Based on social media, many of you in the Hutchinson area were as shocked as I was with the intensity and duration of the earthquake in Hutchinson on Friday, Aug. 16.
To put it more bluntly, it scared the hell out of me. It seemed to be stronger, and go on longer, than previous earthquakes. I immediately ran outside to see if a truck had rammed into my house, or if a tree had fallen over. It didn’t feel like previous quakes.
I immediately reached out to the Kansas Geological Survey folks to see what they could tell me. I learned that it was a 4.2 magnitude quake, followed shortly after by a 3.3 quake. The epicenter was 1 mile west of the intersection of U.S. 50 and K-96. This is roughly the same area in which the quakes were centered in spring 2018. (Here’s a link to some good refresher material from those quakes, as well as the science of seismic activity in our area). The Class I injection wells in that region are putting less fluid underground, so that’s not likely a contributor.

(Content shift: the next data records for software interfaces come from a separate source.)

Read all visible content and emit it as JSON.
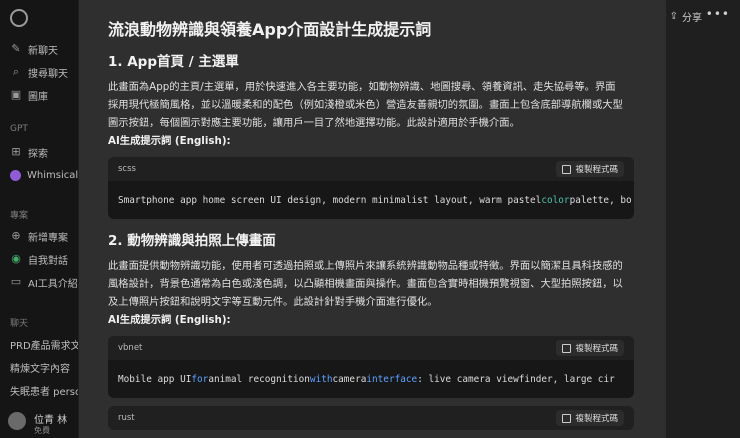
{
  "sidebar": {
    "items": [
      {
        "label": "新聊天",
        "icon": "edit-icon"
      },
      {
        "label": "搜尋聊天",
        "icon": "search-icon"
      },
      {
        "label": "圖庫",
        "icon": "image-icon"
      }
    ],
    "gpt_section": "GPT",
    "gpt_items": [
      {
        "label": "探索",
        "icon": "grid-icon"
      },
      {
        "label": "Whimsical D",
        "icon": "whimsical-icon"
      }
    ],
    "projects_section": "專案",
    "project_items": [
      {
        "label": "新增專案",
        "icon": "folder-plus-icon"
      },
      {
        "label": "自我對話",
        "icon": "chat-icon"
      },
      {
        "label": "AI工具介紹",
        "icon": "folder-icon"
      }
    ],
    "chats_section": "聊天",
    "chat_items": [
      "PRD產品需求文",
      "精煉文字內容",
      "失眠患者 person"
    ],
    "user": {
      "name": "位青 林",
      "plan": "免費"
    }
  },
  "topbar": {
    "share_label": "分享",
    "more_label": "•••"
  },
  "doc": {
    "title": "流浪動物辨識與領養App介面設計生成提示詞",
    "sections": [
      {
        "heading": "1. App首頁 / 主選單",
        "para_lines": [
          "此畫面為App的主頁/主選單，用於快速進入各主要功能，如動物辨識、地圖搜尋、領養資訊、走失協尋等。界面",
          "採用現代極簡風格，並以溫暖柔和的配色（例如淺橙或米色）營造友善親切的氛圍。畫面上包含底部導航欄或大型",
          "圖示按鈕，每個圖示對應主要功能，讓用戶一目了然地選擇功能。此設計適用於手機介面。"
        ],
        "prompt_label": "AI生成提示詞 (English):",
        "code_lang": "scss",
        "code_parts": [
          "Smartphone app home screen UI design, modern minimalist layout, warm pastel ",
          "color",
          " palette, bo"
        ]
      },
      {
        "heading": "2. 動物辨識與拍照上傳畫面",
        "para_lines": [
          "此畫面提供動物辨識功能，使用者可透過拍照或上傳照片來讓系統辨識動物品種或特徵。界面以簡潔且具科技感的",
          "風格設計，背景色通常為白色或淺色調，以凸顯相機畫面與操作。畫面包含實時相機預覽視窗、大型拍照按鈕，以",
          "及上傳照片按鈕和說明文字等互動元件。此設計針對手機介面進行優化。"
        ],
        "prompt_label": "AI生成提示詞 (English):",
        "code_lang": "vbnet",
        "code_parts": [
          "Mobile app UI ",
          "for",
          " animal recognition ",
          "with",
          " camera ",
          "interface",
          ": live camera viewfinder, large cir"
        ]
      }
    ],
    "third_code_lang": "rust",
    "copy_label": "複製程式碼"
  }
}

KGS was surprised at the intensity of the quake, but also explained that it’s unlikely we’ll see another of that magnitude for some time. They were clear that it’s not impossible – just unlikely. The energy and pressure required to trigger that level of quake on the fault in that area shouldn’t be available very soon. Basically, the pressure underground builds over a period of time, and when it reaches a level forceful enough, it forces a rupture in a fault. The folks at KGS said that if anyone has concerns or questions, visit the KGS website or call them at 785-864-3965 – and they will be happy to explain the science of earthquakes and answer questions for you. Note: The people at KGS have zero role in regulation or policy. They are scientists, and great resources for understanding what’s happening. But there’s no value in getting upset with them. They gather the data; it’s up to legislators to use that data to create good policy.

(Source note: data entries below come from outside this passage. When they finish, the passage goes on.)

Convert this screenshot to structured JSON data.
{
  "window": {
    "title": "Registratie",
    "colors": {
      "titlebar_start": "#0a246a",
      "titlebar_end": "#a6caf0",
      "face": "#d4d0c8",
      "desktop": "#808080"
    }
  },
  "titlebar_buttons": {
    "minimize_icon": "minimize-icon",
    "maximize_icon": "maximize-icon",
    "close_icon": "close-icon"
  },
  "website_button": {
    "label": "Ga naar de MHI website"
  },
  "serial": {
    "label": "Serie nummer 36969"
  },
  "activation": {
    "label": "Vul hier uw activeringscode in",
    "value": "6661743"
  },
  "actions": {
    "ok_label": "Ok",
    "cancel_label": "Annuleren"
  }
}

Speaking of which….
Last session, I kicked around the idea of putting a fee on every barrel of wastewater created from oil production. That idea was roundly kicked aside, as it was made clear to me that I wouldn’t get an ounce of support for it – even though I planned to exempt small producers from the fee. So I changed gears, and started looking at ways to help the KGS gather more, and better, data on what is happening in the Arbuckle formation – which is where we inject most of our waste water. I introduced this bill, which would have created a one-time fee of $100 for disposal wells, and the money would have been used to finance the drilling of monitoring wells in the state, so KGS could get a clearer picture of what’s happening in the Arbuckle. No one, even those representing the oil industry, expressed an objection to gathering more data. Nevertheless, this bill didn’t get even a passing glance. I had conversations about what it would take to allow the KGS to place monitoring equipment in abandoned, or unused Class II wells, but never got much traction on that before the session ended.

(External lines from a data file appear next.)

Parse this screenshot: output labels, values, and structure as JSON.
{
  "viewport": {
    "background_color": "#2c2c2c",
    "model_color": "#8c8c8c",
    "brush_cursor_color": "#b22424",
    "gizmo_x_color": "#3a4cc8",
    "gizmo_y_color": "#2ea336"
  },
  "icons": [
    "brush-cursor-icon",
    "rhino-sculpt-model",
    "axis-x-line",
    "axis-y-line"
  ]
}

I’m not saying that bill was the answer, or even an answer. But it’s an idea, and we have to start kicking around ideas about how to gather good information on what’s happening underground. The KGS needs the resources to better map the Arbuckle, and the they need to have the tools to accurately measure and report the effects of injecting highly pressurized fluid into that geological formation. Thanks to previous investments, we now have better monitoring stations to track seismic activity throughout the state, after we have an earthquake. Now it’s time to consider if we can make similar investments in proactive tools that can give us good information about what is contributing to this activity, so that we can make fully informed decisions about how to address it.
Or, I guess, we can keep doing nothing and instead spend random mornings watching things bounce off of our shelves.